A divided United Nations Security Council has condemned North Korea’s recent launch of an intercontinental ballistic missile but stopped short of issuing a formal statement due to opposition from China and Russia, diplomats said.
The United States, Britain, France and India were among 14 nations to “strongly condemn” Friday’s launch. The missile landed about 200km (125 miles) from Japan’s coast and was reported to have the range to reach the US mainland.
“This represents a serious escalation and poses an unequivocal threat to international peace and security,” the countries said in a joint statement on Monday after a Security Council meeting.
They urged the council to limit the advancement of North Korea’s weapons programmes.
North Korea has carried out an unprecedented number of ballistic missile launches this year, drawing condemnation and concern in neighbouring countries as well as in Washington.
But Pyongyang has long defended its launch of ballistic missiles as a legitimate defence against what it calls a decades-old threat from the US and its allies in South Korea. Friday’s launch was carried out shortly after the country warned of “fiercer military responses” to Washington.
“Kim Jong Un solemnly declared that if the enemies continue to pose threats, … our party and government will resolutely react to nukes with nuclear weapons and to total confrontation with all-out confrontation,” Pyongyang’s official Korean Central News Agency reported.
North Korea’s foreign minister on Monday accused UN Secretary General Antonio Guterres of siding with Washington and failing to maintain impartiality and objectivity. Choe Son Hui said it is Pyongyang’s right to develop weapons for self-defence.
For months, the US has been pushing the Security Council to impose tougher sanctions on North Korea as it carried out a barrage of missile tests. The council has passed nearly a dozen resolutions imposing sanctions on North Korea over its nuclear and missile activity since 2006.
A senior US official said this month that Washington believes China and Russia have leverage to persuade North Korea not to resume nuclear testing, and US President Joe Biden told his Chinese counterpart last week that Beijing has an obligation to try.
On Monday, China’s UN ambassador, Zhang Jun, said Beijing was “concerned” by the “upward spiral of rising tension and intensifying confrontation” on the Korean Peninsula but said the Security Council should help ease tensions and not always condemn or pressure Pyongyang.

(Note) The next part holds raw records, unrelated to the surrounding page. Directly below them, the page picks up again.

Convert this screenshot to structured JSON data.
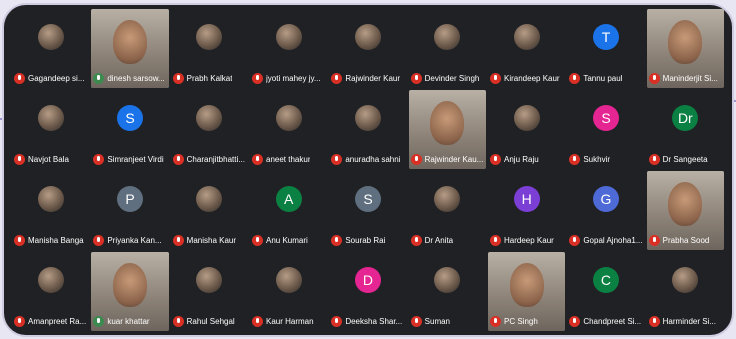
{
  "participants": [
    {
      "name": "Gagandeep si...",
      "initial": "",
      "avatar": "photo",
      "video": false,
      "muted": true
    },
    {
      "name": "dinesh sarsow...",
      "initial": "",
      "avatar": "video",
      "video": true,
      "muted": false,
      "active": true
    },
    {
      "name": "Prabh Kalkat",
      "initial": "",
      "avatar": "photo",
      "video": false,
      "muted": true
    },
    {
      "name": "jyoti mahey jy...",
      "initial": "",
      "avatar": "photo",
      "video": false,
      "muted": true
    },
    {
      "name": "Rajwinder Kaur",
      "initial": "",
      "avatar": "photo",
      "video": false,
      "muted": true
    },
    {
      "name": "Devinder Singh",
      "initial": "",
      "avatar": "photo",
      "video": false,
      "muted": true
    },
    {
      "name": "Kirandeep Kaur",
      "initial": "",
      "avatar": "photo",
      "video": false,
      "muted": true
    },
    {
      "name": "Tannu paul",
      "initial": "T",
      "avatar": "#1a73e8",
      "video": false,
      "muted": true
    },
    {
      "name": "Maninderjit Si...",
      "initial": "",
      "avatar": "video",
      "video": true,
      "muted": true
    },
    {
      "name": "Navjot Bala",
      "initial": "",
      "avatar": "photo",
      "video": false,
      "muted": true
    },
    {
      "name": "Simranjeet Virdi",
      "initial": "S",
      "avatar": "#1a73e8",
      "video": false,
      "muted": true
    },
    {
      "name": "Charanjitbhatti...",
      "initial": "",
      "avatar": "photo",
      "video": false,
      "muted": true
    },
    {
      "name": "aneet thakur",
      "initial": "",
      "avatar": "photo",
      "video": false,
      "muted": true
    },
    {
      "name": "anuradha sahni",
      "initial": "",
      "avatar": "photo",
      "video": false,
      "muted": true
    },
    {
      "name": "Rajwinder Kau...",
      "initial": "",
      "avatar": "video",
      "video": true,
      "muted": true
    },
    {
      "name": "Anju Raju",
      "initial": "",
      "avatar": "photo",
      "video": false,
      "muted": true
    },
    {
      "name": "Sukhvir",
      "initial": "S",
      "avatar": "#e52592",
      "video": false,
      "muted": true
    },
    {
      "name": "Dr Sangeeta",
      "initial": "Dr",
      "avatar": "#0b8043",
      "video": false,
      "muted": true
    },
    {
      "name": "Manisha Banga",
      "initial": "",
      "avatar": "photo",
      "video": false,
      "muted": true
    },
    {
      "name": "Priyanka Kan...",
      "initial": "P",
      "avatar": "#5f6f7f",
      "video": false,
      "muted": true
    },
    {
      "name": "Manisha Kaur",
      "initial": "",
      "avatar": "photo",
      "video": false,
      "muted": true
    },
    {
      "name": "Anu Kumari",
      "initial": "A",
      "avatar": "#0b8043",
      "video": false,
      "muted": true
    },
    {
      "name": "Sourab Rai",
      "initial": "S",
      "avatar": "#5f6f7f",
      "video": false,
      "muted": true
    },
    {
      "name": "Dr Anita",
      "initial": "",
      "avatar": "photo",
      "video": false,
      "muted": true
    },
    {
      "name": "Hardeep Kaur",
      "initial": "H",
      "avatar": "#7b3fd6",
      "video": false,
      "muted": true
    },
    {
      "name": "Gopal Ajnoha1...",
      "initial": "G",
      "avatar": "#4e6ad6",
      "video": false,
      "muted": true
    },
    {
      "name": "Prabha Sood",
      "initial": "",
      "avatar": "video",
      "video": true,
      "muted": true
    },
    {
      "name": "Amanpreet Ra...",
      "initial": "",
      "avatar": "photo",
      "video": false,
      "muted": true
    },
    {
      "name": "kuar khattar",
      "initial": "",
      "avatar": "video",
      "video": true,
      "muted": false
    },
    {
      "name": "Rahul Sehgal",
      "initial": "",
      "avatar": "photo",
      "video": false,
      "muted": true
    },
    {
      "name": "Kaur Harman",
      "initial": "",
      "avatar": "photo",
      "video": false,
      "muted": true
    },
    {
      "name": "Deeksha Shar...",
      "initial": "D",
      "avatar": "#e52592",
      "video": false,
      "muted": true
    },
    {
      "name": "Suman",
      "initial": "",
      "avatar": "photo",
      "video": false,
      "muted": true
    },
    {
      "name": "PC Singh",
      "initial": "",
      "avatar": "video",
      "video": true,
      "muted": true
    },
    {
      "name": "Chandpreet Si...",
      "initial": "C",
      "avatar": "#0b8043",
      "video": false,
      "muted": true
    },
    {
      "name": "Harminder Si...",
      "initial": "",
      "avatar": "photo",
      "video": false,
      "muted": true
    }
  ],
  "icons": {
    "mic": "mic-off-icon"
  },
  "colors": {
    "background": "#202124",
    "muted_badge": "#d93025"
  }
}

He said the US should take the initiative and put forward realistic proposals to respond to North Korea’s “legitimate concerns”.
“All parties should remain calm, exercise restraint, act and speak with caution, and avoid any actions that may escalate tensions and lead to miscalculation so as to prevent the situation from falling into a vicious cycle,” Zhang said.

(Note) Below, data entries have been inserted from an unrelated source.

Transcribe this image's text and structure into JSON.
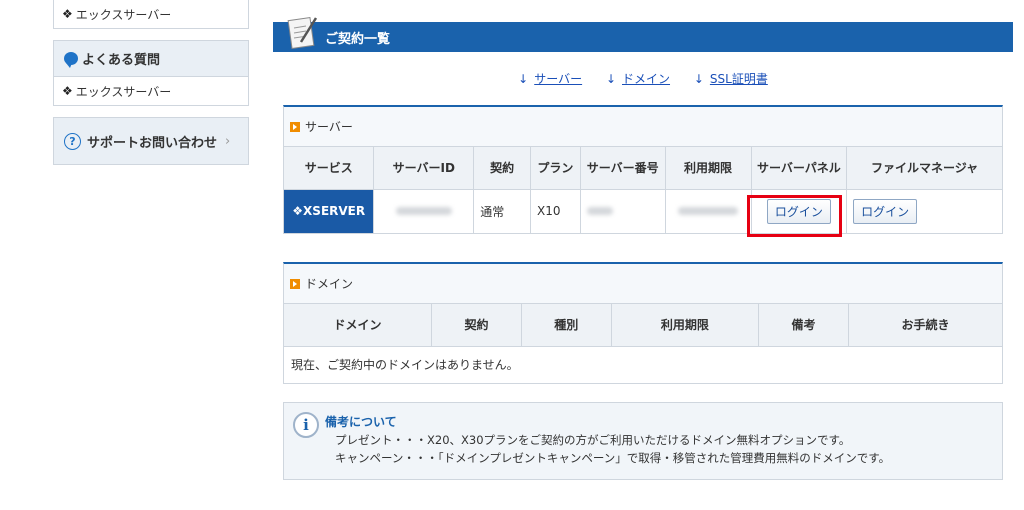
{
  "sidebar": {
    "top_link": "エックスサーバー",
    "faq": {
      "title": "よくある質問",
      "link": "エックスサーバー"
    },
    "support": {
      "label": "サポートお問い合わせ",
      "chevron": "›"
    }
  },
  "main": {
    "title": "ご契約一覧",
    "anchors": [
      {
        "arrow": "↓",
        "label": "サーバー"
      },
      {
        "arrow": "↓",
        "label": "ドメイン"
      },
      {
        "arrow": "↓",
        "label": "SSL証明書"
      }
    ],
    "server_panel": {
      "title": "サーバー",
      "headers": [
        "サービス",
        "サーバーID",
        "契約",
        "プラン",
        "サーバー番号",
        "利用期限",
        "サーバーパネル",
        "ファイルマネージャ"
      ],
      "row": {
        "service": "XSERVER",
        "contract": "通常",
        "plan": "X10",
        "panel_login": "ログイン",
        "file_login": "ログイン"
      }
    },
    "domain_panel": {
      "title": "ドメイン",
      "headers": [
        "ドメイン",
        "契約",
        "種別",
        "利用期限",
        "備考",
        "お手続き"
      ],
      "empty_message": "現在、ご契約中のドメインはありません。"
    },
    "note": {
      "title": "備考について",
      "lines": [
        "プレゼント・・・X20、X30プランをご契約の方がご利用いただけるドメイン無料オプションです。",
        "キャンペーン・・・「ドメインプレゼントキャンペーン」で取得・移管された管理費用無料のドメインです。"
      ]
    }
  },
  "colors": {
    "brand": "#1a62ac",
    "highlight": "#e60012",
    "accent": "#f08c00"
  }
}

Russia’s deputy UN ambassador, Anna Evstigneeva, accused the US of trying to force North Korea into unilateral disarmament though sanctions and force, and blamed the missile tests on military drills by Washington and its allies.
For her part, the US ambassador to the UN, Linda Thomas-Greenfield, said it was vital that the 15-member Security Council respond with one voice, accusing Beijing and Moscow of “emboldening” Pyongyang by blocking action.
“These two members’ blatant obstructionism puts the Northeast Asian region and entire world at risk,” she said.
Thomas-Greenfield also said the US planned to propose a presidential statement at the Security Council to hold North Korea “accountable for its dangerous rhetoric and its destabilising actions”.
A spokesperson for the US mission to the UN said a draft president’s statement would be shared with the Security Council soon and negotiations would follow.